How to Sell Digital Books at Physical Events

Digital books are a great way to get your content quickly into the hands of millions of readers. But what about selling digital books at physical events? You can tell people about your book and how great it is, but they can’t actually buy the book unless you have a kiosk set up for it or a mobile card reader to make them buy then and there. If you want a better approach to selling your digital books at physical events, then you’ll be happy to know that there is something you can do to improve your marketing.

The Sell

What are you selling? Digital books, of course. However, that’s information in a digital space and people can’t touch it (unlike physical books). So, how do you sell a digital product at a physical event that people can actually touch? It comes down to coupon codes. Some companies, such as Enthrill, are selling coupon codes at cheap prices that you can use however you want.

Here’s how it works. First, you buy the coupon codes. The prices are currently set $1.50 per code with a minimum purchase of 100 coupons. You can then upload your book to their servers and whoever inputs the code will get your book. You can also do this by making your own coupon codes and uploading books to your own website or server, which will cut down the price, but this approach requires some technical knowledge and a website under your complete control (so no free websites).

Regardless, you’ll see that even paying the $1.50 per coupon code can still yield some lucrative results.

Making a Product

Now that you have the coupon codes, what do you do with them? Do you write them down on notebook paper and hand them out? Do you write them on business cards? The best thing you can do is print them on small items that you can sell. This allows you to make your product more valuable while improving your selling ability.

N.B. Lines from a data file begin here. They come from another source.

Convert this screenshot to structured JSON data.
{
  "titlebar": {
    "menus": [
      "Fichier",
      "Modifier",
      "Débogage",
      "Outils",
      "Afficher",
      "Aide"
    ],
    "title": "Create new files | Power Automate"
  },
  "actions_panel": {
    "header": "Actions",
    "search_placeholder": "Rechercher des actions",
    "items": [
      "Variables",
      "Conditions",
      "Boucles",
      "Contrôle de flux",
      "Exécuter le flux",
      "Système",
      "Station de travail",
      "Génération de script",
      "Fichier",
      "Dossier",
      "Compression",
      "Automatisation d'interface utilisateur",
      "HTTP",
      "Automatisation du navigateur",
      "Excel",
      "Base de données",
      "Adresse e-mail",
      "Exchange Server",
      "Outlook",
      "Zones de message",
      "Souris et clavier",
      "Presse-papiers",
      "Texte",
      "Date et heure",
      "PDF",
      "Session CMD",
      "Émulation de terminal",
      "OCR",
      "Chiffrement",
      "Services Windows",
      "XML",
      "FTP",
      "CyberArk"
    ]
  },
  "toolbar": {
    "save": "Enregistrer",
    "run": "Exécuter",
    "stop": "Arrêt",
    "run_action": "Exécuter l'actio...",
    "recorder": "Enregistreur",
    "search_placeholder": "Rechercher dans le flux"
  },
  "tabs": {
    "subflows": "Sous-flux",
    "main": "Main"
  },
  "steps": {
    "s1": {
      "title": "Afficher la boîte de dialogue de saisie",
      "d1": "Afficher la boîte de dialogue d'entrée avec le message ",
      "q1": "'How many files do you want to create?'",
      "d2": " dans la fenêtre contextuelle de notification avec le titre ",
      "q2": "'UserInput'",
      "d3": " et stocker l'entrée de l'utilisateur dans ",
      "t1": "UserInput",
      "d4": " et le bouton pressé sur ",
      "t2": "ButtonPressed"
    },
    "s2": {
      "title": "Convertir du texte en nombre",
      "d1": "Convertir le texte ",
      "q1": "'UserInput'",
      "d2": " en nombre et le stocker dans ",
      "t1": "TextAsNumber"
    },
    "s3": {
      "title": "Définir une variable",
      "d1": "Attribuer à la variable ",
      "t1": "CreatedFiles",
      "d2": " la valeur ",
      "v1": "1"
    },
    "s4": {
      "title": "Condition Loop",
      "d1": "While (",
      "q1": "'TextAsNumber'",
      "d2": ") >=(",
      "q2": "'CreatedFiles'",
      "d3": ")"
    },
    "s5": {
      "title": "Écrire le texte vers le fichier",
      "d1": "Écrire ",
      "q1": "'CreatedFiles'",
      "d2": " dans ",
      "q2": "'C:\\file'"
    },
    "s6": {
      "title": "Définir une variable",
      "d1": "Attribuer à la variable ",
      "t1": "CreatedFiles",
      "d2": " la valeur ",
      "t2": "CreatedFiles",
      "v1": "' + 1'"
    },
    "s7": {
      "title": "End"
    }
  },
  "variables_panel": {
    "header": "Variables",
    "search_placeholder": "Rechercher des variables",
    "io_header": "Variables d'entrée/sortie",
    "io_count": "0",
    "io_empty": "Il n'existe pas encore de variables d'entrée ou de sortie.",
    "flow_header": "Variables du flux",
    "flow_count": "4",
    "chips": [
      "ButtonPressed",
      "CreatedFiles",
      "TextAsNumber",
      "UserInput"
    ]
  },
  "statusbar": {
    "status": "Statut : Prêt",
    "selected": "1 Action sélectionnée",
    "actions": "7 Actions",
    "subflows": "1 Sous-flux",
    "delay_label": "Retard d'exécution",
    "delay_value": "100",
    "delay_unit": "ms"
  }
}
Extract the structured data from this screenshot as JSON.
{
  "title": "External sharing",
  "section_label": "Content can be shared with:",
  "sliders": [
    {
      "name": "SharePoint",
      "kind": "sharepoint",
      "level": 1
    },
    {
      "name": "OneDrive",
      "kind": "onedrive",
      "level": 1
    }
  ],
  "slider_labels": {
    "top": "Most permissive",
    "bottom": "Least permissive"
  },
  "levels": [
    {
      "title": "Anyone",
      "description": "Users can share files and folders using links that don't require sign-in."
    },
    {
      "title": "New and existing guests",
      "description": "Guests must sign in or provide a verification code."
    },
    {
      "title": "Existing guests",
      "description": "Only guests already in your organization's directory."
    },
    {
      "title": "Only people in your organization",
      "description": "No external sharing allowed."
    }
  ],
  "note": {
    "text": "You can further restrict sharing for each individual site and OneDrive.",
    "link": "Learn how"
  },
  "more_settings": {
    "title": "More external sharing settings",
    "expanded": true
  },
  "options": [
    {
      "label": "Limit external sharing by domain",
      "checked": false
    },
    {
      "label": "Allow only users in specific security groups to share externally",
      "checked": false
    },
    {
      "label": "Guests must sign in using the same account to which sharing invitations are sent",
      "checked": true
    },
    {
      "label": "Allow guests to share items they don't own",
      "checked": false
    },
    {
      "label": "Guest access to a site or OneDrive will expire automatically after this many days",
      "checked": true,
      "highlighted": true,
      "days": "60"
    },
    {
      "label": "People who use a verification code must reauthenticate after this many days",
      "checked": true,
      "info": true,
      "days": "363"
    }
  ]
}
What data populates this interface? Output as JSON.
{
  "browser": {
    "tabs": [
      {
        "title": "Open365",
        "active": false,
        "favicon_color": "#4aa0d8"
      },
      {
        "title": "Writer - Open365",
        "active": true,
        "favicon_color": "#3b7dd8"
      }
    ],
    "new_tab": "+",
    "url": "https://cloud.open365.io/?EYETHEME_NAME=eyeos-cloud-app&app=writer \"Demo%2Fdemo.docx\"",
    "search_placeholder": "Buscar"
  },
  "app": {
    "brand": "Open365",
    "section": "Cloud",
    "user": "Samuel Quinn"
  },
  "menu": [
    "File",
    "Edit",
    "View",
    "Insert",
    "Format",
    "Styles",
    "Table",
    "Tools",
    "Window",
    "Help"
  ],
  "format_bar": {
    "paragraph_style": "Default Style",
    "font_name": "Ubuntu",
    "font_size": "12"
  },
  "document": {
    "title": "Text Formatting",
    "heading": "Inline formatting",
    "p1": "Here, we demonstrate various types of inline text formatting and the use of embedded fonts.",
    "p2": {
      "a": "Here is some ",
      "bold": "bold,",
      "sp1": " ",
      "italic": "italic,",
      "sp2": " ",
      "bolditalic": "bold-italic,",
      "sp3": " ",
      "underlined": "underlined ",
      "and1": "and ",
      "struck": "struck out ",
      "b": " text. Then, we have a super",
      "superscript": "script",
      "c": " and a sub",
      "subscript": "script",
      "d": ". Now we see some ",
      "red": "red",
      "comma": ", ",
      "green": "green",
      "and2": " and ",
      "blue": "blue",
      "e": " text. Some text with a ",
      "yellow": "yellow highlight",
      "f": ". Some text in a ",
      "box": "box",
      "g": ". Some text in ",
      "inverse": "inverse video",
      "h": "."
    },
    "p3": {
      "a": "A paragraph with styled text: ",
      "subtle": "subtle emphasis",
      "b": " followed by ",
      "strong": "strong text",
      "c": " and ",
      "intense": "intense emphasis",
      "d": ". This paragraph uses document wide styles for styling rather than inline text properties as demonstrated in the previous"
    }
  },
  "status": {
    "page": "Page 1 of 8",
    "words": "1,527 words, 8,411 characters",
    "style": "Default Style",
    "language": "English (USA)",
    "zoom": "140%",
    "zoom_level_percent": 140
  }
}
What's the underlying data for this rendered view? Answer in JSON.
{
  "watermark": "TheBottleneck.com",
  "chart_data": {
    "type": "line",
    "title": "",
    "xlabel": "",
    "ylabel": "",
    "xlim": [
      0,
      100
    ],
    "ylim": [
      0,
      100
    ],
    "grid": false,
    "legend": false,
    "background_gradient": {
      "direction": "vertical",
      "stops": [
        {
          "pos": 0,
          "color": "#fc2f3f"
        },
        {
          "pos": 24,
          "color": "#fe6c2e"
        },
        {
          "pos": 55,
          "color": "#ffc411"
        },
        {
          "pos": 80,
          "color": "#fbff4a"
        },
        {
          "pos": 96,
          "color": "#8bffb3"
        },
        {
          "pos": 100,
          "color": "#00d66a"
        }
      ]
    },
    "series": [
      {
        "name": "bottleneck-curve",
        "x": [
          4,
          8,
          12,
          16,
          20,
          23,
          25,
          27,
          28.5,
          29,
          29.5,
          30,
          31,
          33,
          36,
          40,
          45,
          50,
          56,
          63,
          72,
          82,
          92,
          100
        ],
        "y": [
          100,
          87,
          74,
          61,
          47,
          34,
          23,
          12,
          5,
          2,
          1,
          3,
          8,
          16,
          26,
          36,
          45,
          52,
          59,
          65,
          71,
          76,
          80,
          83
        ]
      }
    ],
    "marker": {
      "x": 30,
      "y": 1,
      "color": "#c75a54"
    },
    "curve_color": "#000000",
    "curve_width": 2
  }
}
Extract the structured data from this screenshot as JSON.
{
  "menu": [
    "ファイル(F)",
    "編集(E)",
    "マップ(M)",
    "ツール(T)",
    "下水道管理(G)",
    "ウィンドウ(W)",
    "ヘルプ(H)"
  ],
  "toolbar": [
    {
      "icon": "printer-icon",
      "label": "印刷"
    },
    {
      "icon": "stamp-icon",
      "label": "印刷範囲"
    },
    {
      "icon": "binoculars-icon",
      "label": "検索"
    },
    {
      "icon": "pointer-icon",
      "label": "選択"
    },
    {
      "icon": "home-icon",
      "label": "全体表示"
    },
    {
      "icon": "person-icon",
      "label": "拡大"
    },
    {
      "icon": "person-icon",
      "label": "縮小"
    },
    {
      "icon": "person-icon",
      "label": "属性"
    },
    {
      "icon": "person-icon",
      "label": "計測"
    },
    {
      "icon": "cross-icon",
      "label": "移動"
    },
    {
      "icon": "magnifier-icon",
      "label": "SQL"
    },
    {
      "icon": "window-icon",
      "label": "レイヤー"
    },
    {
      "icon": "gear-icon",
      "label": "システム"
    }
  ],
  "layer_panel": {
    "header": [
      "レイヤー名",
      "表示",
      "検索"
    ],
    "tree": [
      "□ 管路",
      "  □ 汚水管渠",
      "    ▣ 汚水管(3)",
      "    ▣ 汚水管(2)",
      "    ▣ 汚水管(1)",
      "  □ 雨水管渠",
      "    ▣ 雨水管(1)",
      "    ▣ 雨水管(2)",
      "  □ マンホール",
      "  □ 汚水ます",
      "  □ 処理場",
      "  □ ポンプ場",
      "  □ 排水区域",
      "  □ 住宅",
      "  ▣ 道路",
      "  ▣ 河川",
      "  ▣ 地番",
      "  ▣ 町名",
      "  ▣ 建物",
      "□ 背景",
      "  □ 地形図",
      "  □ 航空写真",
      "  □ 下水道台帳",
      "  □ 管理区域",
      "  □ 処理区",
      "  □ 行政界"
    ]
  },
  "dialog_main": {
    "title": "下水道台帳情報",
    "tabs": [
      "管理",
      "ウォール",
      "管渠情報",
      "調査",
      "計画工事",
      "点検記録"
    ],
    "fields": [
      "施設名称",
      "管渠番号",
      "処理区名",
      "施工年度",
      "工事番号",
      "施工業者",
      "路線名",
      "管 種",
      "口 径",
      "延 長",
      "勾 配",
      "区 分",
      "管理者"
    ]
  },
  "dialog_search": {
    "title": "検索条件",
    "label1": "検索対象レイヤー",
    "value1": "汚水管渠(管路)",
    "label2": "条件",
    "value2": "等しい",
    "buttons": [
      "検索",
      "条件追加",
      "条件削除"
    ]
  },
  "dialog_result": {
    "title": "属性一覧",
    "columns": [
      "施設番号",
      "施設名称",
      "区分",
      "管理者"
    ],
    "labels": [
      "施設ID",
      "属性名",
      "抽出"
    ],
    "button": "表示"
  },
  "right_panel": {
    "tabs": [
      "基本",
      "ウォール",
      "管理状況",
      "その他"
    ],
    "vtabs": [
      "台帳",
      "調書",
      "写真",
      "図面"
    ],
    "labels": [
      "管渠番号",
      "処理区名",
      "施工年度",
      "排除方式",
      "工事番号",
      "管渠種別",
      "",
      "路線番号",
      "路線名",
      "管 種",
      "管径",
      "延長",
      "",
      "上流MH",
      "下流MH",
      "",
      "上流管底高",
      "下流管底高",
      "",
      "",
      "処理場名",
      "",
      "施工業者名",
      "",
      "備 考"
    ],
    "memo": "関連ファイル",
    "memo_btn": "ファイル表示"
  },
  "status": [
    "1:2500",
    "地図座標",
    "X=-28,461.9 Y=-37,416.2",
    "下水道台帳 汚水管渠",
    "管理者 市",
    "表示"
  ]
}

For example, let’s say that you have a cookbook. You can sell a small bag of ingredients and place a tag on the bag with the coupon code. Or, you could sell spatulas, spoons or other kitchen tools and print the coupon code on them. Or, let’s say that your book is about weight loss. You can print the coupon code on pedometers, portion control plates, resistance bands or various other items. Just sell the item for $10 and you have a nice profit and a new reader. Even with the extra promotional item, you should be able to double your investment.

Simpler Approach

If getting a promotional item and printing codes on it is too hard, then don’t worry. There’s a much simpler approach that, while not as effective, can still make you a lot of money. Enthrill is willing to print the codes out on gift cards so that you can hand them out during your event. If you would prefer printing the codes …

Fashion History – How Historical Events Influenced Fashion in the 1930's and 1940's

History and world events often create fashion trends. We can not always see it in the lives that we are leading now, in the present; But it is sometimes easier when we look into the past.

The 1930's was a time of frugality known as the Great Depression, a world wide economic downturn that put people out of work and effected every part of their lives. In the United States, nearly one quarter of the population was unemployed. Bank failures caused people to lose their life savings.The new austerity must have been a heavy blow for the people who had just lived through the Roaring Twenties, a time of heady spending and extravagance.

Women's fashions made a big change when the economy went south. The exotic frippery of the Jazz Age soon disappeared to be replaced by more simple styles of dress. Waistlines rose and hems fell, as they often do in bad economic times. While a sleek elegance gained popularity, it was a much more subdued look, classic and understated after the exaggerated styles of the 1920's.

Hollywood offered women a glimpse of glamor, but even the luxurious Hollywood styles had a quieter tone. Gone were the short skirts, long necklaces, and feathers of the 20's. Evening gowns of the Great Depression hugged the hips and widened at the hem, creating an elegant and graceful silhouette.

By the end of the 1930's, Adolph Hitler had risen to power in Germany. This worldwide threat, along with the ensuing war had an effect on fashion trends of the 1940's. As nations were invaded, or went off to war, supplies and materials that went into the creation of clothing fell short. When Germany invaded France, Paris lost its influence over the world of fashion. People in the Allied countries saw the fashion designers of Paris as working in cooperation with the Nazis.

The governments of both Britain and the United States placed restrictions on the production of clothing as cloth and other items needed for garment manufacture were needed by the military. Due to fabric rationing, dress and skirt hemlines rose. Buttons were used for functional purposes only, and lapels narrowed. Women who had lived through the austerity of the Great Depression made jackets and coats out of old blankets, remade dresses, and generally 'made do' with 'war wise' clothing styles.

It was not until after World War II ended that clothing styles became more extravagant. When Christian Dior unveiled his 'New Look' in 1947, people were shocked at the amount of fabric used to create the long, antebellum style skirts and wide brimmed hats.

Source Article